● **Task to carry out**: An exact, complete copy of the data is all that is needed.

(Element data from apps and pages)
[Start of Attachment]

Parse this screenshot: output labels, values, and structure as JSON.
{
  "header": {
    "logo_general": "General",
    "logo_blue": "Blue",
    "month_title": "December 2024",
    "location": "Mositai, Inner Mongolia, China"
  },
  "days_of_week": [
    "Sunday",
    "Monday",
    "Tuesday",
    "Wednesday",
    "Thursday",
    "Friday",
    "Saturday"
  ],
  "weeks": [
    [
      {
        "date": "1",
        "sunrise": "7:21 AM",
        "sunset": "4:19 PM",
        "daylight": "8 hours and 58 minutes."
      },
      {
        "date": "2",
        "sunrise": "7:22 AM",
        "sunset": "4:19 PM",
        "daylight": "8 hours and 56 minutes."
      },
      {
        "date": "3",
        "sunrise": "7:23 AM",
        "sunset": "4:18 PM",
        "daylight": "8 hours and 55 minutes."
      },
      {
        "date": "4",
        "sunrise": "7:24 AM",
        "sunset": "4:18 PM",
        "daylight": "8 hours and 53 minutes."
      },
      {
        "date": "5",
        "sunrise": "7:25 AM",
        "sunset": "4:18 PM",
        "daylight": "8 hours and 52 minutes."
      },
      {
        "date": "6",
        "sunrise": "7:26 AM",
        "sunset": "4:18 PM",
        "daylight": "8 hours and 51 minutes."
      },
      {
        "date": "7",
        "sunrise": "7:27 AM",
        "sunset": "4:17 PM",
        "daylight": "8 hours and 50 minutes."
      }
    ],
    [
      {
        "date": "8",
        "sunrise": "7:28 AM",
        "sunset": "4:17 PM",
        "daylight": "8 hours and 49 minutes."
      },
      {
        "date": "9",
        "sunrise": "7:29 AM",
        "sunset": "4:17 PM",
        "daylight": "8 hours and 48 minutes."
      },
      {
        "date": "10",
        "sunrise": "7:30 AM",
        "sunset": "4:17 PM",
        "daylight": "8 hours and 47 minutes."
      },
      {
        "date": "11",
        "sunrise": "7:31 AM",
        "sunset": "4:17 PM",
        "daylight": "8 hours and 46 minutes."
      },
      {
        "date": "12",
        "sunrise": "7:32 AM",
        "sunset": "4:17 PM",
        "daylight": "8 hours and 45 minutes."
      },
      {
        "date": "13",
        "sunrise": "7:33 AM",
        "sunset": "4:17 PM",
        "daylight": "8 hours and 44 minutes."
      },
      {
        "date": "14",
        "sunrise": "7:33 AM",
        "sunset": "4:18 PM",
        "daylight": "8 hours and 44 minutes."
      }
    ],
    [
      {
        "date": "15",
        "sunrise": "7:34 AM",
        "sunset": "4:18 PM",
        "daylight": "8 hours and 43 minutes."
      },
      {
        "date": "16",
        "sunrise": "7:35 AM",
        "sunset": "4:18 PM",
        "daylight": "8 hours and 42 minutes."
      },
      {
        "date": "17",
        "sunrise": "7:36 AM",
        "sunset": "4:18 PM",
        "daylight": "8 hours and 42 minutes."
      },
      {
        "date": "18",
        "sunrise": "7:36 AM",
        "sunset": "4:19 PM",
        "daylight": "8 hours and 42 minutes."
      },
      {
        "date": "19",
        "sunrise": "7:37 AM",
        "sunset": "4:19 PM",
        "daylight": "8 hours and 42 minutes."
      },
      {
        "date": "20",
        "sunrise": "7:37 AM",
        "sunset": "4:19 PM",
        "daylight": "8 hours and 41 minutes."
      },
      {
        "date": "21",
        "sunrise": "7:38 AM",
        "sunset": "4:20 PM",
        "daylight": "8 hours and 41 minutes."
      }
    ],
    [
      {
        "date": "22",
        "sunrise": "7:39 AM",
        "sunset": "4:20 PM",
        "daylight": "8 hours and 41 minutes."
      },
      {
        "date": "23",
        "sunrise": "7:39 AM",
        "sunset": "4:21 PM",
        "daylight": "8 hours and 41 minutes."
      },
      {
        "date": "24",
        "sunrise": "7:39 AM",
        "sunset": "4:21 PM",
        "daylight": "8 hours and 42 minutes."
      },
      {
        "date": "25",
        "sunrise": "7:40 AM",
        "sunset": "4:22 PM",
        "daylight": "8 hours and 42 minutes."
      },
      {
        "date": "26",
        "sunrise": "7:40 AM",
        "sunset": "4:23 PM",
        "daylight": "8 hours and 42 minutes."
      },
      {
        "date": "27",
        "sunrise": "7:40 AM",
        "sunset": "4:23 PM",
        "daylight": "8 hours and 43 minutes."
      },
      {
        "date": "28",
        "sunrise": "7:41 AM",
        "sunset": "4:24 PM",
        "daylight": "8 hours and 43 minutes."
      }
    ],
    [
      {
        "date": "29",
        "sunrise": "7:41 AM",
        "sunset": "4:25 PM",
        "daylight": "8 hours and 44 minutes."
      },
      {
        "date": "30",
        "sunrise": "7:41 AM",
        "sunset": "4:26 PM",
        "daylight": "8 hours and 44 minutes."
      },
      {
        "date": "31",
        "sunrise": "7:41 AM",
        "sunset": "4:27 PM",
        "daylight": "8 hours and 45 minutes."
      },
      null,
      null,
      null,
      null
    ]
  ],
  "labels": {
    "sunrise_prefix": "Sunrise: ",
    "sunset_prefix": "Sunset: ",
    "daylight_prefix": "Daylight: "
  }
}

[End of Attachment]

● **Final answer**:
Parse this screenshot: output labels, values, and structure as JSON.
{
  "header": {
    "logo_general": "General",
    "logo_blue": "Blue",
    "month_title": "December 2024",
    "location": "Mositai, Inner Mongolia, China"
  },
  "days_of_week": [
    "Sunday",
    "Monday",
    "Tuesday",
    "Wednesday",
    "Thursday",
    "Friday",
    "Saturday"
  ],
  "weeks": [
    [
      {
        "date": "1",
        "sunrise": "7:21 AM",
        "sunset": "4:19 PM",
        "daylight": "8 hours and 58 minutes."
      },
      {
        "date": "2",
        "sunrise": "7:22 AM",
        "sunset": "4:19 PM",
        "daylight": "8 hours and 56 minutes."
      },
      {
        "date": "3",
        "sunrise": "7:23 AM",
        "sunset": "4:18 PM",
        "daylight": "8 hours and 55 minutes."
      },
      {
        "date": "4",
        "sunrise": "7:24 AM",
        "sunset": "4:18 PM",
        "daylight": "8 hours and 53 minutes."
      },
      {
        "date": "5",
        "sunrise": "7:25 AM",
        "sunset": "4:18 PM",
        "daylight": "8 hours and 52 minutes."
      },
      {
        "date": "6",
        "sunrise": "7:26 AM",
        "sunset": "4:18 PM",
        "daylight": "8 hours and 51 minutes."
      },
      {
        "date": "7",
        "sunrise": "7:27 AM",
        "sunset": "4:17 PM",
        "daylight": "8 hours and 50 minutes."
      }
    ],
    [
      {
        "date": "8",
        "sunrise": "7:28 AM",
        "sunset": "4:17 PM",
        "daylight": "8 hours and 49 minutes."
      },
      {
        "date": "9",
        "sunrise": "7:29 AM",
        "sunset": "4:17 PM",
        "daylight": "8 hours and 48 minutes."
      },
      {
        "date": "10",
        "sunrise": "7:30 AM",
        "sunset": "4:17 PM",
        "daylight": "8 hours and 47 minutes."
      },
      {
        "date": "11",
        "sunrise": "7:31 AM",
        "sunset": "4:17 PM",
        "daylight": "8 hours and 46 minutes."
      },
      {
        "date": "12",
        "sunrise": "7:32 AM",
        "sunset": "4:17 PM",
        "daylight": "8 hours and 45 minutes."
      },
      {
        "date": "13",
        "sunrise": "7:33 AM",
        "sunset": "4:17 PM",
        "daylight": "8 hours and 44 minutes."
      },
      {
        "date": "14",
        "sunrise": "7:33 AM",
        "sunset": "4:18 PM",
        "daylight": "8 hours and 44 minutes."
      }
    ],
    [
      {
        "date": "15",
        "sunrise": "7:34 AM",
        "sunset": "4:18 PM",
        "daylight": "8 hours and 43 minutes."
      },
      {
        "date": "16",
        "sunrise": "7:35 AM",
        "sunset": "4:18 PM",
        "daylight": "8 hours and 42 minutes."
      },
      {
        "date": "17",
        "sunrise": "7:36 AM",
        "sunset": "4:18 PM",
        "daylight": "8 hours and 42 minutes."
      },
      {
        "date": "18",
        "sunrise": "7:36 AM",
        "sunset": "4:19 PM",
        "daylight": "8 hours and 42 minutes."
      },
      {
        "date": "19",
        "sunrise": "7:37 AM",
        "sunset": "4:19 PM",
        "daylight": "8 hours and 42 minutes."
      },
      {
        "date": "20",
        "sunrise": "7:37 AM",
        "sunset": "4:19 PM",
        "daylight": "8 hours and 41 minutes."
      },
      {
        "date": "21",
        "sunrise": "7:38 AM",
        "sunset": "4:20 PM",
        "daylight": "8 hours and 41 minutes."
      }
    ],
    [
      {
        "date": "22",
        "sunrise": "7:39 AM",
        "sunset": "4:20 PM",
        "daylight": "8 hours and 41 minutes."
      },
      {
        "date": "23",
        "sunrise": "7:39 AM",
        "sunset": "4:21 PM",
        "daylight": "8 hours and 41 minutes."
      },
      {
        "date": "24",
        "sunrise": "7:39 AM",
        "sunset": "4:21 PM",
        "daylight": "8 hours and 42 minutes."
      },
      {
        "date": "25",
        "sunrise": "7:40 AM",
        "sunset": "4:22 PM",
        "daylight": "8 hours and 42 minutes."
      },
      {
        "date": "26",
        "sunrise": "7:40 AM",
        "sunset": "4:23 PM",
        "daylight": "8 hours and 42 minutes."
      },
      {
        "date": "27",
        "sunrise": "7:40 AM",
        "sunset": "4:23 PM",
        "daylight": "8 hours and 43 minutes."
      },
      {
        "date": "28",
        "sunrise": "7:41 AM",
        "sunset": "4:24 PM",
        "daylight": "8 hours and 43 minutes."
      }
    ],
    [
      {
        "date": "29",
        "sunrise": "7:41 AM",
        "sunset": "4:25 PM",
        "daylight": "8 hours and 44 minutes."
      },
      {
        "date": "30",
        "sunrise": "7:41 AM",
        "sunset": "4:26 PM",
        "daylight": "8 hours and 44 minutes."
      },
      {
        "date": "31",
        "sunrise": "7:41 AM",
        "sunset": "4:27 PM",
        "daylight": "8 hours and 45 minutes."
      },
      null,
      null,
      null,
      null
    ]
  ],
  "labels": {
    "sunrise_prefix": "Sunrise: ",
    "sunset_prefix": "Sunset: ",
    "daylight_prefix": "Daylight: "
  }
}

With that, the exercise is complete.